Search suspended for missing Indiana man
Ryan Summerlin March 21, 2014
EAGLE COUNTY — The search for a missing Indiana man lost during a hut trip has been called off, said the Eagle County Sheriff’s Office.
A storm that blew through the area Tuesday forced searchers to suspend their efforts around noon. There is no plan to send crews back into the 18-square-mile area, said Jessie Mosher with the Eagle County Sheriff’s Office.
Dr. James McGrogan disappeared Friday afternoon after he became separated from his three friends as they were headed to the Eiseman Hut, north of Vail. McGrogan had a large pack with food, water and a full compliment of backcountry gear.
When his friends arrived at the hut, he wasn’t there.
“They realized they had to go back and try to find him,” his father, Bill McGrogan, told Kelli Stopczynski, a reporter with WSBT TV in South Bend, Ind.
“After an exhaustive search lasting five days, with no clues to locate James McGrogan, search and rescue efforts have now turned to a recovery mission,” said Jessie Mosher, public information officer with the Eagle County Sheriff’s Office. “The thoughts and prayers of the Eagle County Sheriff’s Office and Vail Mountain Rescue Group go out to the McGrogan family.”
You can see Vail
One of the most frustrating things, searchers said, was that they could see Vail from the search area.
The terrain is rugged where McGrogan disappeared, they said.
That first night, Friday, they spotted what they thought were his tracks, but as they scoured the area they found nothing.
The area is covered in about 8 feet of snow and is about 11,400 feet above sea level, Smith said.
Every set of tracks they followed led to nothing more than another disappointment, searchers said.
Search crews topped 110 people, who spent more than 1,000 man hours on the ground.
National Guard helicopter pilots from the High Altitude Aviation Training Site in Gypsum, headquartered at the Eagle County Regional Airport, spent another 30 hours searching from the air. Helicopters cost $5,000 an hour, but no one ever gets charged for rescue efforts, either on the ground or from the air, said Dan Smith with the Vail Mountain Rescue Group.
In 2013, HAATS pilots flew to the rescue a record 28 times. They directly saved 14 lives.
McGrogan, 39, is a 1993 graduate of Chesterton Indiana High School and a graduate of the Indiana University School of Medicine. He is an emergency room doctor in Mishawaka, Ind., in northern Indiana just west of South Bend.
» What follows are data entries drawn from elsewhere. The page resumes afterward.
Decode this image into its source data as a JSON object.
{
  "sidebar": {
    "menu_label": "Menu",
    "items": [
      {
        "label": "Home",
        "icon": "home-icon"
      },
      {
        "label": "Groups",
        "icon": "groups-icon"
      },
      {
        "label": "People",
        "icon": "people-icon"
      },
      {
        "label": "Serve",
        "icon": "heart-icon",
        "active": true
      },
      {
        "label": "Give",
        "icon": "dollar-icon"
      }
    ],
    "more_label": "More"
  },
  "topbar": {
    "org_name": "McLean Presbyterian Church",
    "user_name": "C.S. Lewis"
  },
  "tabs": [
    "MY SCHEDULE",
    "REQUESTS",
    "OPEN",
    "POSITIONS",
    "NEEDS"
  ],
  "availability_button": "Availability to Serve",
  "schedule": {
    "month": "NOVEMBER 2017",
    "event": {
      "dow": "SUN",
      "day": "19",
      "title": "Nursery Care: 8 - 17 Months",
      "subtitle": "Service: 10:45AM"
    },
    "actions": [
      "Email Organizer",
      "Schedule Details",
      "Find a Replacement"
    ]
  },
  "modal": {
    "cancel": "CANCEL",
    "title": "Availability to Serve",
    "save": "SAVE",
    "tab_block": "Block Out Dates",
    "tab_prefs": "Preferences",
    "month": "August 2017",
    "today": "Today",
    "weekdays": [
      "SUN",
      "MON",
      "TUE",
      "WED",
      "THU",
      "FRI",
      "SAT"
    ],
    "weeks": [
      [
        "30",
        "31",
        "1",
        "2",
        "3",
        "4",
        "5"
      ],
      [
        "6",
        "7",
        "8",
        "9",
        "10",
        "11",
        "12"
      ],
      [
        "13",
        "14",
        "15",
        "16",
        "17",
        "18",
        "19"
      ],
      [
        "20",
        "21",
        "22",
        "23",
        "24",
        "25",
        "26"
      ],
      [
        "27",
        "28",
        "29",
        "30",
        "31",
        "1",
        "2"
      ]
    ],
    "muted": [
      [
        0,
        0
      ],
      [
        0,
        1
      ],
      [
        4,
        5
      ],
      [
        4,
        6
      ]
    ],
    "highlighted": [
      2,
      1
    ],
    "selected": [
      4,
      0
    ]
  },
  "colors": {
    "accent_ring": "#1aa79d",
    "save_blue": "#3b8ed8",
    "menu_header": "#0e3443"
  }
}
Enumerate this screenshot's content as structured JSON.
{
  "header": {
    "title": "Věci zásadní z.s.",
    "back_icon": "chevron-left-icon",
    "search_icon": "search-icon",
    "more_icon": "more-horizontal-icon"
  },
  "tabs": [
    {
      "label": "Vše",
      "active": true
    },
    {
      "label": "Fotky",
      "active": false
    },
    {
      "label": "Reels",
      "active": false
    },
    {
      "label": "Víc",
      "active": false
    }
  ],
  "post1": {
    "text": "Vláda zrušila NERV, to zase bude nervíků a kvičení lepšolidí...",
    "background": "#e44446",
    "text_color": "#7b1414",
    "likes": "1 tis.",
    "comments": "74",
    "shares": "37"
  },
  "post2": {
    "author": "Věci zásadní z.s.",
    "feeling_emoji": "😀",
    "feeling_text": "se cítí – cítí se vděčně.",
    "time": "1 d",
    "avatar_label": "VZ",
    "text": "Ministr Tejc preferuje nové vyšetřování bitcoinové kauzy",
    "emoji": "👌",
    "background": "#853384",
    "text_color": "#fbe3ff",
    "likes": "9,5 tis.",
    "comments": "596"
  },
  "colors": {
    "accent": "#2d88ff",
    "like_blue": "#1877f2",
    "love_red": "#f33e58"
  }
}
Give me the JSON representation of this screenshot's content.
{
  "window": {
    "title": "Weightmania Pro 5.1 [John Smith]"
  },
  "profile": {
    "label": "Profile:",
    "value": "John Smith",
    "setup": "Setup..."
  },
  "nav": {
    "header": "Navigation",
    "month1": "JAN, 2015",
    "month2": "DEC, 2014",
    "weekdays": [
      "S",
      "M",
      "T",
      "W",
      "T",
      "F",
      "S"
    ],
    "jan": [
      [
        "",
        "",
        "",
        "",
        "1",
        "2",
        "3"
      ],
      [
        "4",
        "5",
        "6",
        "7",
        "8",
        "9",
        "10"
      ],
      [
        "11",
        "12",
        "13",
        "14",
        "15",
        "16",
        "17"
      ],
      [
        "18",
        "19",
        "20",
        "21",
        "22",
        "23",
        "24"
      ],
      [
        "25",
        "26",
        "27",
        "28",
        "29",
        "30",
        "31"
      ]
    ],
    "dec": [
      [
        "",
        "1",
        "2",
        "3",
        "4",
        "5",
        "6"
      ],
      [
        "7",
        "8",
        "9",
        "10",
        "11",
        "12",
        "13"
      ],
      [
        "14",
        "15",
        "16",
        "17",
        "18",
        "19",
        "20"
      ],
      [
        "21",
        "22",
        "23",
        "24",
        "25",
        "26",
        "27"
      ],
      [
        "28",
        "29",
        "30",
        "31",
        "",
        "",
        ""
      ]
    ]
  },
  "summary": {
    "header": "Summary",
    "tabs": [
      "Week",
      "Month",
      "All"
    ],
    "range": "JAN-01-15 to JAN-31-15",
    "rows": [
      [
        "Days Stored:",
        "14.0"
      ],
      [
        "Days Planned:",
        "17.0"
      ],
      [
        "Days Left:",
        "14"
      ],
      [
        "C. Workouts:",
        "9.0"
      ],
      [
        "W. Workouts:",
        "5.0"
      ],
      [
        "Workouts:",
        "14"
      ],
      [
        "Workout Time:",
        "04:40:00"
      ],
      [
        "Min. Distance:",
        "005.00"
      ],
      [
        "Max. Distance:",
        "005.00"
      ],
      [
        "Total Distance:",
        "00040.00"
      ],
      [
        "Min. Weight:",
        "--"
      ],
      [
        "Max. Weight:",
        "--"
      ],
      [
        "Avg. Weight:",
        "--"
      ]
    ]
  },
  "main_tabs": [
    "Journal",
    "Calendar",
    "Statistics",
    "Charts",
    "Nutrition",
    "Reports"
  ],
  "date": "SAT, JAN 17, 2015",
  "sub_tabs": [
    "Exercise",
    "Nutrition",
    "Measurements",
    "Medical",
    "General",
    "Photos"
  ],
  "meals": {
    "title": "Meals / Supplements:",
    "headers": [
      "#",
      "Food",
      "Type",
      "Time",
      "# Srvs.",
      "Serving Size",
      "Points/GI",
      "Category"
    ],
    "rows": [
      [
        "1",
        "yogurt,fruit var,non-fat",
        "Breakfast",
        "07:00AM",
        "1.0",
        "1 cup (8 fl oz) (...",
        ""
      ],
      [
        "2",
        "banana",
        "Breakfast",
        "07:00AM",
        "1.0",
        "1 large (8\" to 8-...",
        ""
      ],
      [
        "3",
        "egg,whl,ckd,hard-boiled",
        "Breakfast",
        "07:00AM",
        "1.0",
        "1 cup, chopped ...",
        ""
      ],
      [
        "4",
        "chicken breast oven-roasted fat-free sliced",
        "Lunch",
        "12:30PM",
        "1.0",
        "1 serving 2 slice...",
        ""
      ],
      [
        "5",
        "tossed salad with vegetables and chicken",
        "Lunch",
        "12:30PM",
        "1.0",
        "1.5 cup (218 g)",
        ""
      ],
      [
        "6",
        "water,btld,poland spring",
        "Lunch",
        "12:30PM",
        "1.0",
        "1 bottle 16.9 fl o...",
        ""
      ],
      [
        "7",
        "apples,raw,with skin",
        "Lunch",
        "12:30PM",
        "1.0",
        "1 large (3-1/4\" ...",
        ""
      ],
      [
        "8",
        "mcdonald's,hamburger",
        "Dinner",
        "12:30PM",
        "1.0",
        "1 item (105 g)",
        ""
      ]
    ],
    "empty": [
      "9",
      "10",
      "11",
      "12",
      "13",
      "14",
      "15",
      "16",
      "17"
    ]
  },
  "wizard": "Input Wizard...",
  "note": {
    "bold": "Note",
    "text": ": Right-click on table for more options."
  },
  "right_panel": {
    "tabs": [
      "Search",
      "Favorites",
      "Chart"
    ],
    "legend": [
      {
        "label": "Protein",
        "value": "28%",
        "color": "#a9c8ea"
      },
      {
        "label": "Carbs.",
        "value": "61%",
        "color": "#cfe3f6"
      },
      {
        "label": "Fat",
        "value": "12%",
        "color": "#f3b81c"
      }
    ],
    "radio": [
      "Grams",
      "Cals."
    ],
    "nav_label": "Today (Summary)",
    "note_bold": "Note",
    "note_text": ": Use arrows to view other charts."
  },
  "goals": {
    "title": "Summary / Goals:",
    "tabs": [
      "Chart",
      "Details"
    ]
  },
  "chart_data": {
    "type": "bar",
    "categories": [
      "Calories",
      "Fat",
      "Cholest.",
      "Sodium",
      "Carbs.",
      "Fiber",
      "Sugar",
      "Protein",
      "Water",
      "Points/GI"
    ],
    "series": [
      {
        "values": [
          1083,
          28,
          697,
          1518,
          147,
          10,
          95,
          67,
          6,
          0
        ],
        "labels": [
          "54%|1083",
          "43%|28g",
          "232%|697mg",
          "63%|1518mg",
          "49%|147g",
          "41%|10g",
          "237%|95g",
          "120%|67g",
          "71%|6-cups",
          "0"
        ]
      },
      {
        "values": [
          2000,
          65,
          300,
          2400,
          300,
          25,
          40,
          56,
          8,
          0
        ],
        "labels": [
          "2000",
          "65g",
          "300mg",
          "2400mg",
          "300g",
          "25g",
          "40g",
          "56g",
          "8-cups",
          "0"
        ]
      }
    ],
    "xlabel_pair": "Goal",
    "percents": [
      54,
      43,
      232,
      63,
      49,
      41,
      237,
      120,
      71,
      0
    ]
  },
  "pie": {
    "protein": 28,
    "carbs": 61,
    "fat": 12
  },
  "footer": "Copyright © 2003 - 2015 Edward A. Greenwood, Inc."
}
“It took him three times to get into med school,” Bill McGrogan said. “Finally, the third time they took him. And he’s just always been like that. All through school he wanted to be a doctor, and he’s a good doctor. He’d help you in a heartbeat. If you were hurt, he’d be right there. That’s why he’s a doctor.”
He loved snowboarding and adventure, his mother told reporters. When he was reported missing, his family came to the area to help with the search.
He and his wife are the parents of two small children.
He and his family had recently returned from Wisconsin to his hometown for his job with a local hospital.
Groups assisting in the search include the Eagle County Sheriff’s Office, Vail Mountain Rescue Group, Colorado Army National Guard High Altitude Aviation Training Site, Rocky Mountain Rescue Group, Alpine Rescue Group, Larimer County Search and Rescue Group, Summit County Rescue Group, Grand County Search and Rescue Group, and the Salvation Army.